[What needs to be done] Every line containing the string "Calendar" should be returned from the records.

Dataset rows for apps and sites:

------------------------------------------------------------------------

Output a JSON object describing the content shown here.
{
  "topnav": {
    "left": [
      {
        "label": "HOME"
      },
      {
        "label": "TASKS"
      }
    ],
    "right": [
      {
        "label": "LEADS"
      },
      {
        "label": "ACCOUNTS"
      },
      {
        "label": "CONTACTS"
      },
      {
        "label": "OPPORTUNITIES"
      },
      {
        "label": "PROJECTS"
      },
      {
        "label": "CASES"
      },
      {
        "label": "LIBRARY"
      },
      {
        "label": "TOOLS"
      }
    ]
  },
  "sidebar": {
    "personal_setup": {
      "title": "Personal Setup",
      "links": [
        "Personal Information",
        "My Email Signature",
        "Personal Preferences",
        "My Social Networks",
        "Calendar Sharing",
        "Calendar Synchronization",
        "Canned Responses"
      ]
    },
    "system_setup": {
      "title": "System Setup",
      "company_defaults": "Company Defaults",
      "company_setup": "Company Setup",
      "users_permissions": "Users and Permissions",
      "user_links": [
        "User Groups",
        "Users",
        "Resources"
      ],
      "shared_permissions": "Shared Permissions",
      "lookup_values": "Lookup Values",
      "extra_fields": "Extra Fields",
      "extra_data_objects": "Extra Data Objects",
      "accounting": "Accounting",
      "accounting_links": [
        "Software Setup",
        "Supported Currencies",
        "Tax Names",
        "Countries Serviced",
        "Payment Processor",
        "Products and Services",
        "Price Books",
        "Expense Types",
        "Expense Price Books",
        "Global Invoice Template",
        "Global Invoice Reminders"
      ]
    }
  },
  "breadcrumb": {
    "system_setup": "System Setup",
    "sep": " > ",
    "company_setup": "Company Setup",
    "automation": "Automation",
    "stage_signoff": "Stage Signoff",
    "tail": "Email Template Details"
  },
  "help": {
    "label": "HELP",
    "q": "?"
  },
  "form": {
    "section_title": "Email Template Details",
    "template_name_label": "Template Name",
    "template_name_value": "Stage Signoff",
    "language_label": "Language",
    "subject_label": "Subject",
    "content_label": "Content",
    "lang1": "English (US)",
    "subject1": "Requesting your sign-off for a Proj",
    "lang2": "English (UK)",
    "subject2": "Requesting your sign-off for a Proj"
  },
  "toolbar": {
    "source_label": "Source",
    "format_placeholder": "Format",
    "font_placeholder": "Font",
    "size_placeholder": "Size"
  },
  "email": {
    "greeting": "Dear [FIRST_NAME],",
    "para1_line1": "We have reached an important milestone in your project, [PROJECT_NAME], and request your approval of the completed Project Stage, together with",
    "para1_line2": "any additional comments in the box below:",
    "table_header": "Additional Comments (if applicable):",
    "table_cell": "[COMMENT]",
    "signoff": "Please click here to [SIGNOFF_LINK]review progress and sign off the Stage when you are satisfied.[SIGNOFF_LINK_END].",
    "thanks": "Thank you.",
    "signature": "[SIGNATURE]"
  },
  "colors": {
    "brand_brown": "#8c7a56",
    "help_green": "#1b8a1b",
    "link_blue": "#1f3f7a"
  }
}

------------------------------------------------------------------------

[Result]
        "Calendar Sharing",
        "Calendar Synchronization",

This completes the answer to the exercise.